Requirement: Throughout the listing that follows, find each line with the word "brokers" and copy it.

Dataset extract:
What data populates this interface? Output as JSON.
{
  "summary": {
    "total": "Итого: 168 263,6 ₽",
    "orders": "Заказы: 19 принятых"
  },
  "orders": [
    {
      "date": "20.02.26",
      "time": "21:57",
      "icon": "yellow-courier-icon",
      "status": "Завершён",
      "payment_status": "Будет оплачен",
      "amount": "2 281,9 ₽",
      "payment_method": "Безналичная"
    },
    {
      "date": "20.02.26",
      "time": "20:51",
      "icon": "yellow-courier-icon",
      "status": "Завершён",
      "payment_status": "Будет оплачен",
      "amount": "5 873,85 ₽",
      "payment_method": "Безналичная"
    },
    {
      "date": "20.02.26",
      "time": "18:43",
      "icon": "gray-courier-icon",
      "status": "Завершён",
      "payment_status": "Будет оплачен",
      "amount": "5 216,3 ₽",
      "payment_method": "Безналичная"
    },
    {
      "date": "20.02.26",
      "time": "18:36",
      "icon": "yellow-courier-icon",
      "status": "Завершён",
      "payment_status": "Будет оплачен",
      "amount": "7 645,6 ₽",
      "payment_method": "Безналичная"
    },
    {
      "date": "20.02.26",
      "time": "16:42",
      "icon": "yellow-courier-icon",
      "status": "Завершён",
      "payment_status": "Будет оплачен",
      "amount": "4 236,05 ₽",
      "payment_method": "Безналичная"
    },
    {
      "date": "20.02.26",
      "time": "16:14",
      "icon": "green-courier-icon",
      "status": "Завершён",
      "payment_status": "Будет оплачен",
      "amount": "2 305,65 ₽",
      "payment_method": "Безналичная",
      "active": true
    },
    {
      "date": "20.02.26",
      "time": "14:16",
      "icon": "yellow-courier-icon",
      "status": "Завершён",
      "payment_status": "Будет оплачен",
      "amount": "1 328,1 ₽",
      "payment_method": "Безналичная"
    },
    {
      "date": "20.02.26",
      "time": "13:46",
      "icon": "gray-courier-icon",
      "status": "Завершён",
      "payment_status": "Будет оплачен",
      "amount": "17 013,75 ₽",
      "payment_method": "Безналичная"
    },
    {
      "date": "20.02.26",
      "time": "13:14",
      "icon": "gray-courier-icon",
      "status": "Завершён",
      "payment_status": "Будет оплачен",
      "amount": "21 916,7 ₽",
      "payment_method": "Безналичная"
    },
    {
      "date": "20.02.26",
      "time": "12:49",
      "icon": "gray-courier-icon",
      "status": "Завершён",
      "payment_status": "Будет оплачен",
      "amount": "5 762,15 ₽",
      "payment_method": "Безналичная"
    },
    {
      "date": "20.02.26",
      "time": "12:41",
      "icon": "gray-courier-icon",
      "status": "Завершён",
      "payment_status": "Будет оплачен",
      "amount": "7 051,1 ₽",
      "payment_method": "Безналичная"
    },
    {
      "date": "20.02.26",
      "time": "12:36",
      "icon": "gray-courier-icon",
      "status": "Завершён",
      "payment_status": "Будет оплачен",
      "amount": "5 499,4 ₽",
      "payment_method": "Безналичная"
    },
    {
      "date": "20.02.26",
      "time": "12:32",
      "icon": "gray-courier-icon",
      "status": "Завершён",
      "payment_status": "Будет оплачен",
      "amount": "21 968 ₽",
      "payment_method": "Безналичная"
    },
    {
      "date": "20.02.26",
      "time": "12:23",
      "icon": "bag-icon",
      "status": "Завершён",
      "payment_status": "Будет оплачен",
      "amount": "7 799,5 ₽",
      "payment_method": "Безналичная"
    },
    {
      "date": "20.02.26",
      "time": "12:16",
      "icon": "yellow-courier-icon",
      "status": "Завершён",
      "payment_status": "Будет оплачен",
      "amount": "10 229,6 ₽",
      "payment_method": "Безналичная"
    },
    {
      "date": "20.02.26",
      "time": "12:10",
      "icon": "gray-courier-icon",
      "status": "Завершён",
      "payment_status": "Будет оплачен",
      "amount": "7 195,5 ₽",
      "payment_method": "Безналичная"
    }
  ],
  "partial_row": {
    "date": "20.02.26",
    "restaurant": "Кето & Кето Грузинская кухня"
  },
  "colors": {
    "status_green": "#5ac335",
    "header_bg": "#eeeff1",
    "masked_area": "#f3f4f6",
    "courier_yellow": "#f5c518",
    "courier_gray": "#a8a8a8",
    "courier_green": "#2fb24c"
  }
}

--

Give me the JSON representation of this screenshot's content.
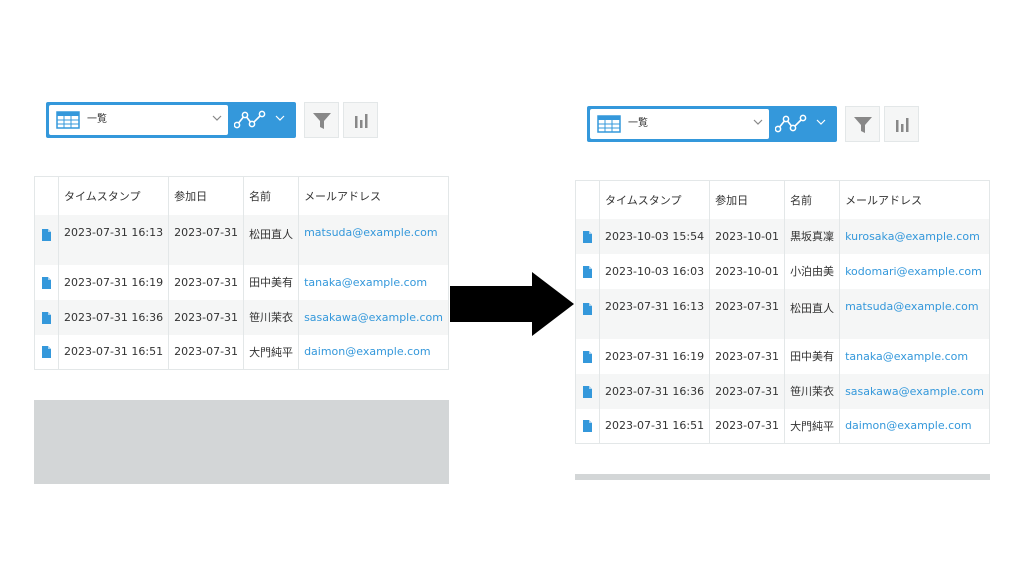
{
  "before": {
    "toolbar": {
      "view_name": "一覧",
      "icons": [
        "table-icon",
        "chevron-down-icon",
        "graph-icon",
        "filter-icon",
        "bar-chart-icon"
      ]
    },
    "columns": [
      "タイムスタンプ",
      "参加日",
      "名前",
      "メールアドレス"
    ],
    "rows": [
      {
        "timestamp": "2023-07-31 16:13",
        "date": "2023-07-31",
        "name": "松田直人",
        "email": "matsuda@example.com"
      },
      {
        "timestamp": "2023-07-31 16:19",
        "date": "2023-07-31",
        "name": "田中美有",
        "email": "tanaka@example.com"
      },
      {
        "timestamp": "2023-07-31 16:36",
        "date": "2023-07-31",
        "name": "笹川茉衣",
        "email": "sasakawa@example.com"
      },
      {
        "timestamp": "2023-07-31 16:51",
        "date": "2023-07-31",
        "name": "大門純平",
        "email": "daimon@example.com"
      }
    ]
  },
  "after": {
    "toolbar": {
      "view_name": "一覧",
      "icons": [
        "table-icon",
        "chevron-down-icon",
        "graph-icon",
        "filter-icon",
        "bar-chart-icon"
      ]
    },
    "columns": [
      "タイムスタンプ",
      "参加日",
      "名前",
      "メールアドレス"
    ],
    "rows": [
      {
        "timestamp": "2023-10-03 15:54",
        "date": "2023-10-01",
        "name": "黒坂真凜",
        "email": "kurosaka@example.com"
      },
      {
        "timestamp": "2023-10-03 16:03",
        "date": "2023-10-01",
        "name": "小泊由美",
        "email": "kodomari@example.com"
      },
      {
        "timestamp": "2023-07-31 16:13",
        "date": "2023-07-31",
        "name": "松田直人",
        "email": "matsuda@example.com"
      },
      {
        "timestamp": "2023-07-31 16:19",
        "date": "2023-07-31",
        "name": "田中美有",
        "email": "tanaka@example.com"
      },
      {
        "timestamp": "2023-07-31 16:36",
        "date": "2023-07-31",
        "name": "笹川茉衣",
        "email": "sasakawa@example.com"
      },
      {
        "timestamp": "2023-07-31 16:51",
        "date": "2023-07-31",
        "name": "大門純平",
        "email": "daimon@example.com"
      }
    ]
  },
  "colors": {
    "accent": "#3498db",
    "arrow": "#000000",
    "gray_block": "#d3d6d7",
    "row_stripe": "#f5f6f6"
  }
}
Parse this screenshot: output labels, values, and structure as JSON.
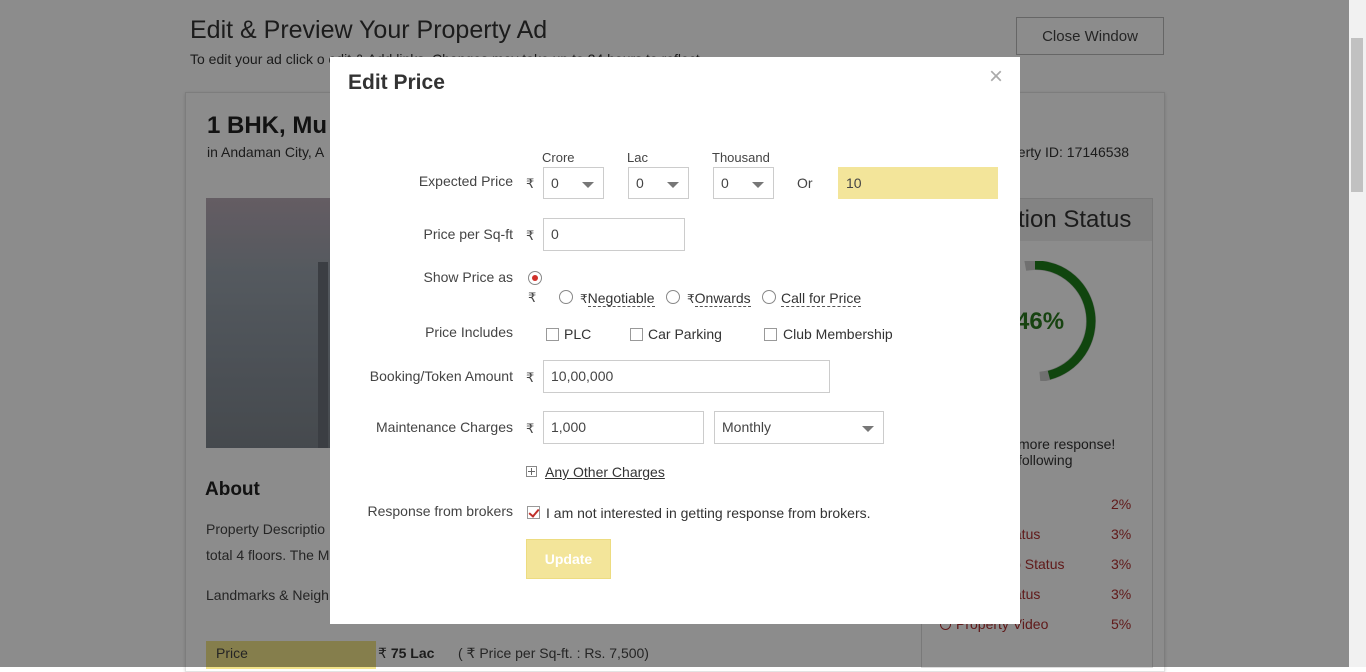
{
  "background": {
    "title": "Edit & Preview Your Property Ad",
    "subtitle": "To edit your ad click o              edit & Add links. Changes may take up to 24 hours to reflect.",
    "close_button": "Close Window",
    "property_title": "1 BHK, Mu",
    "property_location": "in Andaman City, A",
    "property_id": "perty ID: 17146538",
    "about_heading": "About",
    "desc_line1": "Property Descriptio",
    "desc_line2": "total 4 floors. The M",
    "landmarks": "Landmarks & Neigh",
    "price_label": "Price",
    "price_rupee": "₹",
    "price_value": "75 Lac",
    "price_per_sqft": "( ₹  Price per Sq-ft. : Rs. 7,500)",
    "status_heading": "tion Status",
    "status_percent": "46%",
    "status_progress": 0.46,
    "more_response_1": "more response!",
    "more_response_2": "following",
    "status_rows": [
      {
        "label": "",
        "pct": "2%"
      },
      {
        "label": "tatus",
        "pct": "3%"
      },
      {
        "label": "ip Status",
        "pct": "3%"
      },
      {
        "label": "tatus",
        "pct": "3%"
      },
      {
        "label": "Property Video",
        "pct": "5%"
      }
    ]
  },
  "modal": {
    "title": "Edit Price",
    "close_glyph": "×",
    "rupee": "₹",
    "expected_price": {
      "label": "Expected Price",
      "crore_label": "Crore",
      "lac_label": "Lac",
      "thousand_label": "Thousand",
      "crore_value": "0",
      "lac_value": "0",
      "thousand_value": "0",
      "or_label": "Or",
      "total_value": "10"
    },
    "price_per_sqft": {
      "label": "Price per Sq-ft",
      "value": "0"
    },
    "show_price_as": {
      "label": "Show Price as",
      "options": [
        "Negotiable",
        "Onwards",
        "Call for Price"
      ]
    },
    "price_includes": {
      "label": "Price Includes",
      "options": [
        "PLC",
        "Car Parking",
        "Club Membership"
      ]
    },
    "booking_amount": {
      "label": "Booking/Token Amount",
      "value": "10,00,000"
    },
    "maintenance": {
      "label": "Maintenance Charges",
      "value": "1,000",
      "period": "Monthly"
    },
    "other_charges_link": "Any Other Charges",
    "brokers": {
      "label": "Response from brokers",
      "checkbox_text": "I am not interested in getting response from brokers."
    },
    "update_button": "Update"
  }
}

Exercise output:
    "brokers": {
      "label": "Response from brokers",
      "checkbox_text": "I am not interested in getting response from brokers."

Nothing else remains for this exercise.